Missing data plagues all surveys, and to a degree the New Zealand Census suffers from the same malaise.
While it is not a high level of missingness, it is present. If not correctly dealt with; just deleting cases
with missing data will lead to biased conclusions, particularly if the missingness mechanism is NMAR.
Some missing data may be inevitable; sometimes a respondent may be incapable of answering a question.
This is usually MAR. If however the respondent refuses to answer a question because of say having a
high income, then the results of the income question will be biased. Over time there have been a growing
number of people employing avoidance tactics so as not to be classified as a refusal, but to make
enumeration just too difficult. Anecdotal evidence among enumerators shows that this accounts for about
5% of respondents.
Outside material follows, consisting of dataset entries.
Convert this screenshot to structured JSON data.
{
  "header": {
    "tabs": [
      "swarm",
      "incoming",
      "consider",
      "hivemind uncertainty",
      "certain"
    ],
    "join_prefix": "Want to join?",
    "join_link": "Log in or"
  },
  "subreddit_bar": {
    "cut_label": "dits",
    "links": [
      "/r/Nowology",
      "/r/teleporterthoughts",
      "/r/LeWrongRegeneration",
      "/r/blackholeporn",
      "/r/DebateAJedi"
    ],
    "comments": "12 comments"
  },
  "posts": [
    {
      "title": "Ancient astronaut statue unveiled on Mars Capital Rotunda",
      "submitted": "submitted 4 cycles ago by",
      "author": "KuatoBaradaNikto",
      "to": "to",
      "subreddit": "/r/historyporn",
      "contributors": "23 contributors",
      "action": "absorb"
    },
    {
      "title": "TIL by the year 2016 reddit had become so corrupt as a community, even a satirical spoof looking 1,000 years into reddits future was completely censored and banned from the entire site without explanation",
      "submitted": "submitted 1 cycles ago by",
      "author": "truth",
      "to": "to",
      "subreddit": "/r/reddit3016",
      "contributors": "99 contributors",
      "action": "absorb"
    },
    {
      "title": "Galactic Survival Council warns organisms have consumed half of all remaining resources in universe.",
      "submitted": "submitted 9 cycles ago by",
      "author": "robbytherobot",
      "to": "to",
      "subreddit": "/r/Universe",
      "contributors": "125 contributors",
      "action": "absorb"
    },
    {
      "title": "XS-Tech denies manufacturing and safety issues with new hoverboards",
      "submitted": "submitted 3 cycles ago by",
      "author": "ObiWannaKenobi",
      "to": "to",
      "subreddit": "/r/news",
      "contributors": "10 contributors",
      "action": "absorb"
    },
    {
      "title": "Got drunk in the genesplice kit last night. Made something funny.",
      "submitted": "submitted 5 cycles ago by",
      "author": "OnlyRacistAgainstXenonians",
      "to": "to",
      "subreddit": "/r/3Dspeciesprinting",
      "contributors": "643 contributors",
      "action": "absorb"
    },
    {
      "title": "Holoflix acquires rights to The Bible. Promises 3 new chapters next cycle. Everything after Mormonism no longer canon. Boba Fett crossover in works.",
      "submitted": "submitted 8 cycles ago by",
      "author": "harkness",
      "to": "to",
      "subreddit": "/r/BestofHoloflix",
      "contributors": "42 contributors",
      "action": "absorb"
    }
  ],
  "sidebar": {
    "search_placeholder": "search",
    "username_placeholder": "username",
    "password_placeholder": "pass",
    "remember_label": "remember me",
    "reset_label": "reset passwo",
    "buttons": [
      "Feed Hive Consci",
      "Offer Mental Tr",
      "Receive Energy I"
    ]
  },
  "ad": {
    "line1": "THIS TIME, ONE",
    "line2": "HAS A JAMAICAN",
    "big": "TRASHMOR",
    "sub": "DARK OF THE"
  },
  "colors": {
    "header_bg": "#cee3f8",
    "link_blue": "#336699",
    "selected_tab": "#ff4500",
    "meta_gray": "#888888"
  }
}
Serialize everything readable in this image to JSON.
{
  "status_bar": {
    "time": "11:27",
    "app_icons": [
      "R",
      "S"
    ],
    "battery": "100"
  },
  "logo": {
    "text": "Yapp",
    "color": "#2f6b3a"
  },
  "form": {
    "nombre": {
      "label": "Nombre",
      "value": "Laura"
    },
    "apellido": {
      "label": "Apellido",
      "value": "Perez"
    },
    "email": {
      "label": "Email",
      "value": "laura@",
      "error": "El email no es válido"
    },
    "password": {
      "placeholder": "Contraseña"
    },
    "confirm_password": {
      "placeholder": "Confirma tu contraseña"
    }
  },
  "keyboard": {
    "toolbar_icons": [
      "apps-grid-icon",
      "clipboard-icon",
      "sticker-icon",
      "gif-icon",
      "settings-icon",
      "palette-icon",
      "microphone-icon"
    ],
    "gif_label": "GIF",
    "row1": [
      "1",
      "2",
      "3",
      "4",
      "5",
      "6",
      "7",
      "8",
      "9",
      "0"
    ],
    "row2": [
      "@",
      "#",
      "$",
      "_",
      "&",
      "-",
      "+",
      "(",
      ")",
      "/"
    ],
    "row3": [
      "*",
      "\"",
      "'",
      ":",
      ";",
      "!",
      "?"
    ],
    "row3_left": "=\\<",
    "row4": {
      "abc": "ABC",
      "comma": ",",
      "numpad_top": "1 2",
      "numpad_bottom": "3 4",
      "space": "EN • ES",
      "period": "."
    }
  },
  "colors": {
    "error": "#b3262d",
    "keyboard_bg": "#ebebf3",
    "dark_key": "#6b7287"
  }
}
Scheffer, J. (2001), Issues in data collection: missing data and the 2001 New Zealand census, Research Letters in the Information and Mathematical Sciences, 2, 55-61